§ **Exercise objective**
All lines of the entries with "JSON" in them must be listed.

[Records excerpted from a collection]
=======
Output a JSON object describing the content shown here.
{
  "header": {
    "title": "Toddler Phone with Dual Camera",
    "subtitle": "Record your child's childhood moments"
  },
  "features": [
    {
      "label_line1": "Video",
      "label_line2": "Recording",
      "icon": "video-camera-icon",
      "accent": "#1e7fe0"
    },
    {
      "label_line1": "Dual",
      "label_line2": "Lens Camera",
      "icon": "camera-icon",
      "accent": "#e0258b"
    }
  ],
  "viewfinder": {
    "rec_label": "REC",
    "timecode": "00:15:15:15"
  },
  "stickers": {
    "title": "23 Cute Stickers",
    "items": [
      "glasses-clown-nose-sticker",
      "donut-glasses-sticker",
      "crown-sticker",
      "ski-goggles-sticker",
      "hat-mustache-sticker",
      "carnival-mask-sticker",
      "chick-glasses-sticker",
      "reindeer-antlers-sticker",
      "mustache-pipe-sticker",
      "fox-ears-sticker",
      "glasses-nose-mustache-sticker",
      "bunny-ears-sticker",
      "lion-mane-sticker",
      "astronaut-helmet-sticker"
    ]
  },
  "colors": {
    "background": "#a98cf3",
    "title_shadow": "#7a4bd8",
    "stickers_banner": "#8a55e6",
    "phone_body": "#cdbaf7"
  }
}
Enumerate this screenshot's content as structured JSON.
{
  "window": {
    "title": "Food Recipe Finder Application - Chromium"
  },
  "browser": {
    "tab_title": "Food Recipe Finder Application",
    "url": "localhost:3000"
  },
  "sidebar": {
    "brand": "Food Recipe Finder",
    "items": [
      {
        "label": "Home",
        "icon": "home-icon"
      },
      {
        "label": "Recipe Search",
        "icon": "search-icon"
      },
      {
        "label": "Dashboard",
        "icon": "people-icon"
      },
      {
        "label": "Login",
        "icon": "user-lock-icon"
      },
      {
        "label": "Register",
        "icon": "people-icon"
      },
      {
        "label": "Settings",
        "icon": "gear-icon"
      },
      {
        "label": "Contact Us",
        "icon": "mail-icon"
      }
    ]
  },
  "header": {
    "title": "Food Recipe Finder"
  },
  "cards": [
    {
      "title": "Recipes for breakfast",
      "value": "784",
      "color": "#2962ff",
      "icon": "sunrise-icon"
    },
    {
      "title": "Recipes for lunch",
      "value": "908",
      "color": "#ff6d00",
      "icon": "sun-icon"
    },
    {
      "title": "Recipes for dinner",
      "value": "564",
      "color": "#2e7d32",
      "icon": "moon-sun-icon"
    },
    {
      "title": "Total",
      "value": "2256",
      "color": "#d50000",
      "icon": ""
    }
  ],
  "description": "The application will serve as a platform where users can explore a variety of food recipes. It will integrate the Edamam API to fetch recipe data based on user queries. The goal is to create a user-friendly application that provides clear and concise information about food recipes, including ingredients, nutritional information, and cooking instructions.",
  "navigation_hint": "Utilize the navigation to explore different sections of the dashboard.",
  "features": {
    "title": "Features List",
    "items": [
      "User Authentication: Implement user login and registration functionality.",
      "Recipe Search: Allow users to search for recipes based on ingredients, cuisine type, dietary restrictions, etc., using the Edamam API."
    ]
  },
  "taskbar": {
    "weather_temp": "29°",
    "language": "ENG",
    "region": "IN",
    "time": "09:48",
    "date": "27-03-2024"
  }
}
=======
§ **Written reply**
Output a JSON object describing the content shown here.
Enumerate this screenshot's content as structured JSON.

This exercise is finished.